## What is being asked
From the records below, count the lines holding the string "Please". Only the number is wanted.

## Materials provided
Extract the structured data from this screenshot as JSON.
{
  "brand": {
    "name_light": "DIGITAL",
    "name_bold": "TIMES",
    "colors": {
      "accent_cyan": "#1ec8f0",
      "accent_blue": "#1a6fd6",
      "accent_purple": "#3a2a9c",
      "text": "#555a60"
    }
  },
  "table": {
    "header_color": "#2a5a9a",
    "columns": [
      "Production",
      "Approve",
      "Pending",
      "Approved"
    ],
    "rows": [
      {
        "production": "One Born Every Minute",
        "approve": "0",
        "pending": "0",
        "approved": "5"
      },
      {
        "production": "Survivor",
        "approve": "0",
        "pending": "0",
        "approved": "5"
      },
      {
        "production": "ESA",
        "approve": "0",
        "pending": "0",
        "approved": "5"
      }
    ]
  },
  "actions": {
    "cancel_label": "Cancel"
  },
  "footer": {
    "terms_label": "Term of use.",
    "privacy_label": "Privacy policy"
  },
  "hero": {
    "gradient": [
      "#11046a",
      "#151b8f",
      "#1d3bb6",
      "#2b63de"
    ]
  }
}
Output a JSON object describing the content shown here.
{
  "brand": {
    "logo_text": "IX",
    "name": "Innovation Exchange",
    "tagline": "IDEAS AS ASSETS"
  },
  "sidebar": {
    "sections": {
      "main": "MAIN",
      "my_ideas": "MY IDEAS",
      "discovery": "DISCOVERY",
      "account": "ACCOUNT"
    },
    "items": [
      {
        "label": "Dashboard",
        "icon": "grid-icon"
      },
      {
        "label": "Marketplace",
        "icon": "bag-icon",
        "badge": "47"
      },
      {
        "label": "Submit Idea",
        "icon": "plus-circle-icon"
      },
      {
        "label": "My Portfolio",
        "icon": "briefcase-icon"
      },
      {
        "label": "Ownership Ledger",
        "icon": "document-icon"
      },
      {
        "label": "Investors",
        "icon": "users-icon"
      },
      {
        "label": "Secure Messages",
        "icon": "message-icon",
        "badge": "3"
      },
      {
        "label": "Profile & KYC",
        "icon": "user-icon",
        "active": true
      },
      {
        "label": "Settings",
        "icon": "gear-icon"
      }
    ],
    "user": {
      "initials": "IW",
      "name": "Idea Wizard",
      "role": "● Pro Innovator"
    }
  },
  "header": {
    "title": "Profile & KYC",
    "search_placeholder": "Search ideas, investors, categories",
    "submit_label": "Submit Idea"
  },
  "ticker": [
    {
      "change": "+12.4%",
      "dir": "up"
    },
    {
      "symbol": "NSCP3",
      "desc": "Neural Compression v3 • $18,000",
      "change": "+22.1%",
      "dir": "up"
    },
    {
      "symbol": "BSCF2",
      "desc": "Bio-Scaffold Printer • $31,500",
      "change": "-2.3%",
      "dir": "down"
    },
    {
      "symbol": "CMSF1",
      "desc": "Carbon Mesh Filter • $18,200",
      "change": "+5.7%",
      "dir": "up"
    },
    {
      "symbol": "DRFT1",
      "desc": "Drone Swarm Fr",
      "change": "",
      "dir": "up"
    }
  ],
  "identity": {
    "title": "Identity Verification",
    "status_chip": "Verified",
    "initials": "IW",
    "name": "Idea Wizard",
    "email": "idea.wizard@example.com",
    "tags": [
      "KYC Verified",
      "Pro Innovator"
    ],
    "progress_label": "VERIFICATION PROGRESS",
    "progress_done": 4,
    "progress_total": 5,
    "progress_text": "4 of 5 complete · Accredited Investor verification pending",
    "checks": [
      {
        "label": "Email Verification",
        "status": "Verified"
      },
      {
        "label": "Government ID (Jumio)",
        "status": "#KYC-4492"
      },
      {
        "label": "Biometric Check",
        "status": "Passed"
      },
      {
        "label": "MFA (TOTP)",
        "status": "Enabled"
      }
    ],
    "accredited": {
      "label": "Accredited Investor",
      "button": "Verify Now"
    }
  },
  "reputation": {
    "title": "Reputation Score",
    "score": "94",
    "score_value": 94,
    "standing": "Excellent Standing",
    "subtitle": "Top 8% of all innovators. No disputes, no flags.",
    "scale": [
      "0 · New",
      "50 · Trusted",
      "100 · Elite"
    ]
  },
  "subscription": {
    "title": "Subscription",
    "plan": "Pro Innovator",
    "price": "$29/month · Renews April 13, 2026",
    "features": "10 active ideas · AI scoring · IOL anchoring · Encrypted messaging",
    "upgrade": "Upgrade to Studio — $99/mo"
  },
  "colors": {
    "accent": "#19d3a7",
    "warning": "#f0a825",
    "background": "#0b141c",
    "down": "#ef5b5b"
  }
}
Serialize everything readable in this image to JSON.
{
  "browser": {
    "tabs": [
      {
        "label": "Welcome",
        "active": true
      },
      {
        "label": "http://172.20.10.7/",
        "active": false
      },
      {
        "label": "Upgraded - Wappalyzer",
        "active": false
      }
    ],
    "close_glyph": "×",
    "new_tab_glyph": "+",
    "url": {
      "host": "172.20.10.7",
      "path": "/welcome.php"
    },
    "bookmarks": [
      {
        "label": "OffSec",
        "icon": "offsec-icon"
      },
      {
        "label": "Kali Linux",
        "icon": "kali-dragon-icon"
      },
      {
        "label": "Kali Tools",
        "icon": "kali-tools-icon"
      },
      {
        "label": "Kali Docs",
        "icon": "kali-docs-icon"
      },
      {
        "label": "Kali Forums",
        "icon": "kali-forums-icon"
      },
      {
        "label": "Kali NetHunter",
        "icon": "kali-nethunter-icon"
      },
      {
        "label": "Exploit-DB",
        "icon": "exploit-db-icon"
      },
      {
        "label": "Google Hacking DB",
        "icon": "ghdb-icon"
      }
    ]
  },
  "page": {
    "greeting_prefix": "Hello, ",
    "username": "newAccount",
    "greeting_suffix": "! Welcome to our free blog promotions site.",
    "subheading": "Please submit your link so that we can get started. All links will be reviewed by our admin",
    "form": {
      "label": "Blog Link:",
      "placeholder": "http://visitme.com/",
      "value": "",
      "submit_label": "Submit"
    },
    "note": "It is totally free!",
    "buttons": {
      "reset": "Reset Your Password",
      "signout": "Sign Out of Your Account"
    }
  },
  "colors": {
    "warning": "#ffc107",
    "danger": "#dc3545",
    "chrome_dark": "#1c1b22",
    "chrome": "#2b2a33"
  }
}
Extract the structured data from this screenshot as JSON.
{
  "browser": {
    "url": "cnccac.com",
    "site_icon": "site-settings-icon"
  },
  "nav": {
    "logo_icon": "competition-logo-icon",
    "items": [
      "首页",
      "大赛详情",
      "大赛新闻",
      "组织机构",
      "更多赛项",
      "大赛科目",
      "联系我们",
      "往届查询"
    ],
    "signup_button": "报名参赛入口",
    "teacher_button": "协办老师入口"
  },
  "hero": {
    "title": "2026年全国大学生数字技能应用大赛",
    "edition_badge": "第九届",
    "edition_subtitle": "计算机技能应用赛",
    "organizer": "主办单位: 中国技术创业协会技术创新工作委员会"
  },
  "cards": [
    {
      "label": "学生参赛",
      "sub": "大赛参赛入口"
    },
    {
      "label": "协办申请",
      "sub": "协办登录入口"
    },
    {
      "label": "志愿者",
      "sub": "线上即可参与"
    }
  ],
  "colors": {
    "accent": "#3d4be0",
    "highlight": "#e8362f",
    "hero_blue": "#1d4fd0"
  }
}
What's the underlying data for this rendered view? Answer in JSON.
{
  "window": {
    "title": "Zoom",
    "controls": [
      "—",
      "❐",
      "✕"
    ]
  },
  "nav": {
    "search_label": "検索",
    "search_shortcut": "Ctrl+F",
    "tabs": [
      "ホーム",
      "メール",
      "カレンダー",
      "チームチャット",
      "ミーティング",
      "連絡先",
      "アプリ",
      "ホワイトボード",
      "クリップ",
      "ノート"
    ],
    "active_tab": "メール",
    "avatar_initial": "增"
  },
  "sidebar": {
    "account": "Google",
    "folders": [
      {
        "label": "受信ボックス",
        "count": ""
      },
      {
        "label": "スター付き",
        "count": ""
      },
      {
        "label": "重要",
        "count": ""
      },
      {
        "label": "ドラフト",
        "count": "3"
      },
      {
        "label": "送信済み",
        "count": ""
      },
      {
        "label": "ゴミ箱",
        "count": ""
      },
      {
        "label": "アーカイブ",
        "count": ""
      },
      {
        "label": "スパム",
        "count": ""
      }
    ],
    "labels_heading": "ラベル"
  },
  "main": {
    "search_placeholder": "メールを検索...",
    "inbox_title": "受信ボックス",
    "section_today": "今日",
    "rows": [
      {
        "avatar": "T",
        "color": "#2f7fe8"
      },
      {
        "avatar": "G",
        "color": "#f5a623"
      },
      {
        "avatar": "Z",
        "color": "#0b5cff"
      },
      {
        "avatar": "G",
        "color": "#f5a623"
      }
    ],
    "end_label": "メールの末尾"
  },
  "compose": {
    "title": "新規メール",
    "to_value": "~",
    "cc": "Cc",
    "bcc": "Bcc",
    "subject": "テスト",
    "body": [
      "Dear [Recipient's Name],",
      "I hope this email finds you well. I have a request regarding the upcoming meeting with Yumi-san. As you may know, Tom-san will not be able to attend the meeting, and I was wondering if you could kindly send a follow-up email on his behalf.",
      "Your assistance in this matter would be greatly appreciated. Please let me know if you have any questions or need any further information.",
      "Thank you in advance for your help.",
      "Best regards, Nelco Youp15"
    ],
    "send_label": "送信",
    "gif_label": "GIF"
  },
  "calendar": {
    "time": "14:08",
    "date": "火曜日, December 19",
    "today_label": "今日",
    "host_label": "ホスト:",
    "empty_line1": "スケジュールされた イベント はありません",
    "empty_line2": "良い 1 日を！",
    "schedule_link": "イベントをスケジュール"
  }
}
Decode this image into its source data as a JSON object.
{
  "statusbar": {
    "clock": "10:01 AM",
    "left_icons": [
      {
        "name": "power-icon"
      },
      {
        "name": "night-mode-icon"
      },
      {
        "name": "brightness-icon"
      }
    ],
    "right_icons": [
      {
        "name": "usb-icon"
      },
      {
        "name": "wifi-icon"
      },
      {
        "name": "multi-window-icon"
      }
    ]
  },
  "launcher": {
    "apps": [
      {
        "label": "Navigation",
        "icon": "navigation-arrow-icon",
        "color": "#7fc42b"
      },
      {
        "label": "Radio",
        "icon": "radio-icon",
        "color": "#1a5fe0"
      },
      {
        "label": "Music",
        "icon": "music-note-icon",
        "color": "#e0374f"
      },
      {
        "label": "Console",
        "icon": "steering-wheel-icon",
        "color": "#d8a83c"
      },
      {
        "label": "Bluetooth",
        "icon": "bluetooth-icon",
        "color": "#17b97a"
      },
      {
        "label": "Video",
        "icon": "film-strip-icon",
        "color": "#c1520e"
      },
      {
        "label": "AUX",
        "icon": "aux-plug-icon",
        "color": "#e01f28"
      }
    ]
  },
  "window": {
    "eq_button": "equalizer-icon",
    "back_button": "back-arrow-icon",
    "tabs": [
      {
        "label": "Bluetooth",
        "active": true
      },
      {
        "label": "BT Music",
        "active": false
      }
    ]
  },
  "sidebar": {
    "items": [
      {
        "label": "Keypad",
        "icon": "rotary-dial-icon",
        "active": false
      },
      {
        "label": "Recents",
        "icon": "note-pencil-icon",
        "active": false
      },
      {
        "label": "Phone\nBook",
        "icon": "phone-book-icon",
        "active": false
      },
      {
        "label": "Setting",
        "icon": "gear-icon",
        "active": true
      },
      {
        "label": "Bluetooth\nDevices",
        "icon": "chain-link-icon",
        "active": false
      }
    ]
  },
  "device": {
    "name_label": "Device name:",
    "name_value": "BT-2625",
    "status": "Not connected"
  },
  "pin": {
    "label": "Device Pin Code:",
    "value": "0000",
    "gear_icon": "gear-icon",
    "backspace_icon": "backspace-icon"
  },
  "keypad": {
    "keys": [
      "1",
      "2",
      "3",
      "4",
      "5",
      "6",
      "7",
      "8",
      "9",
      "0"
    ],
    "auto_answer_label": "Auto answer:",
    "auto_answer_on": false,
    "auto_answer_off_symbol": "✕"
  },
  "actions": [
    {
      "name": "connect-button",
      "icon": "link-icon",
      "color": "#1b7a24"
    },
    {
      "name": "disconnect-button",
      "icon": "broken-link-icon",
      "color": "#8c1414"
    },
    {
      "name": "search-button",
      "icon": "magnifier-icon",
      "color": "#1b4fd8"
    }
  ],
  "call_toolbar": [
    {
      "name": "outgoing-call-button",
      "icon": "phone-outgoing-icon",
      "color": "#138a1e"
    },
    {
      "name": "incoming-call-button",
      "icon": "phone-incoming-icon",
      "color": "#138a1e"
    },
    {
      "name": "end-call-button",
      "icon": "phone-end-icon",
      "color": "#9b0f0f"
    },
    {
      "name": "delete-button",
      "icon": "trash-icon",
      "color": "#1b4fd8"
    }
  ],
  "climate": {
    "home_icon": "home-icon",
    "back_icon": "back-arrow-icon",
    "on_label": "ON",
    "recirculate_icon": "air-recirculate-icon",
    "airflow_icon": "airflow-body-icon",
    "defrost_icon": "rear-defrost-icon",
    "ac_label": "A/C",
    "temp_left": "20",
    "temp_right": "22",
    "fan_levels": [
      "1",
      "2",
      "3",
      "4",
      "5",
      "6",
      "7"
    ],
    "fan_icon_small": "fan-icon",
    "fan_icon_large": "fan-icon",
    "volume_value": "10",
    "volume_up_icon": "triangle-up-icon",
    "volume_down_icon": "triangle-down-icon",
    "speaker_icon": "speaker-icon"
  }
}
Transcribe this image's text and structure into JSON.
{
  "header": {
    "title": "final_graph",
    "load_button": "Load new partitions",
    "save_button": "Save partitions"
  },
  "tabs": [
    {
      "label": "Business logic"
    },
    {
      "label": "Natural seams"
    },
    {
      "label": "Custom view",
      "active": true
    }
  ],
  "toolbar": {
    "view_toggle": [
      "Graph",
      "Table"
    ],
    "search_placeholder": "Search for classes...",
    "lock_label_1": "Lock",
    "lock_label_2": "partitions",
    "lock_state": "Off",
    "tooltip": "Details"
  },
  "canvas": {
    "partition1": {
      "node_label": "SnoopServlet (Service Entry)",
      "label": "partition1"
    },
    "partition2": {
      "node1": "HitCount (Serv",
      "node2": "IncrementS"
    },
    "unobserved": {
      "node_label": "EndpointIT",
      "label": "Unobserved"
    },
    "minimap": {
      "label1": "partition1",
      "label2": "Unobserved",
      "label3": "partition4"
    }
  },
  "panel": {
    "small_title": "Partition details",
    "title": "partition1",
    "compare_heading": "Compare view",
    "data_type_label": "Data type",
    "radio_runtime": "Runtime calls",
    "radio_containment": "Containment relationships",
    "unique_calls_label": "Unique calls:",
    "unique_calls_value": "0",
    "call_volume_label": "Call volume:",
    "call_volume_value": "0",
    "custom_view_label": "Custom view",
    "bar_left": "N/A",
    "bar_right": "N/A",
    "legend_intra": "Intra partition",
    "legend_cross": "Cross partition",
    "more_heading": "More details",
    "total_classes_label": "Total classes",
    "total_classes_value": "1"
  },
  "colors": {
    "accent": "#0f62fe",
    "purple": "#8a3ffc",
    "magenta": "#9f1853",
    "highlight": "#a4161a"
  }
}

## Exercise answer
2